The reason Stroustrup gives for introducing references to C++ is operator overloading.
In your example function
bar, it is no big deal whether the user has to call it as
bar(&x) (because it takes a pointer), or can call it with
bar(x) (because it takes a reference). At least, C programmers think it isn't.
However, when operator overloading was added to C++, Stroustrup considered that using overloaded operators with pointers is very inelegant ("ugly" in his words).
References have some advantages in functionality over pointers, such as the fact that a temporary object can be bound to a const reference, but you can't apply the
& operator to it. So a pass-by-const-reference function sometimes saves the caller a line of code (to create a variable) compared with its pass-by-pointer-to-const equivalent.

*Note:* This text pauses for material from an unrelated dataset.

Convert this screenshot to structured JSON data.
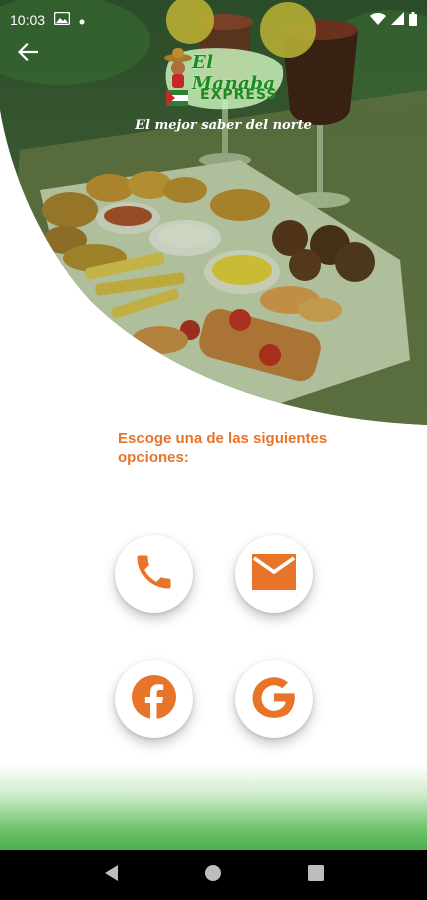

For this reason, one possible convention is to accept a pointer when your function plans to store the address somewhere for future use after it returns, and a reference when it doesn't. It doesn't prevent all possible ways of creating a dangling pointer/reference, but it catches a big one. It does have unfortunate consequences when writing functional-style code, though, so it's not for everyone.
I also noticed if I use the 2nd method, I need to use -> as opposed to
. if I pass in a struct... why?
It's just the syntax inherited from C.
. to access a member of a struct,
-> to access a member via a pointer-to-struct. In C you can only use
-> with a pointer on the LHS, and you can never use
. with a pointer on the LHS. So there's no strict need for different symbols, it just helps make code more readable to have reminders. For example, if the same symbol
. was used for both then
(*ptr).member would mean the same thing as
ptr.member, which would probably be confusing.
In C++ the difference becomes useful to the language. You can overload
operator-> for a class type, for example smart pointers do. But class types can have members accessed with
some_smart_ptr->get(); means "call the
get() function on the referand of the smart pointer", whereas
some_smart_ptr.get() means "call the
get() function on the smart pointer".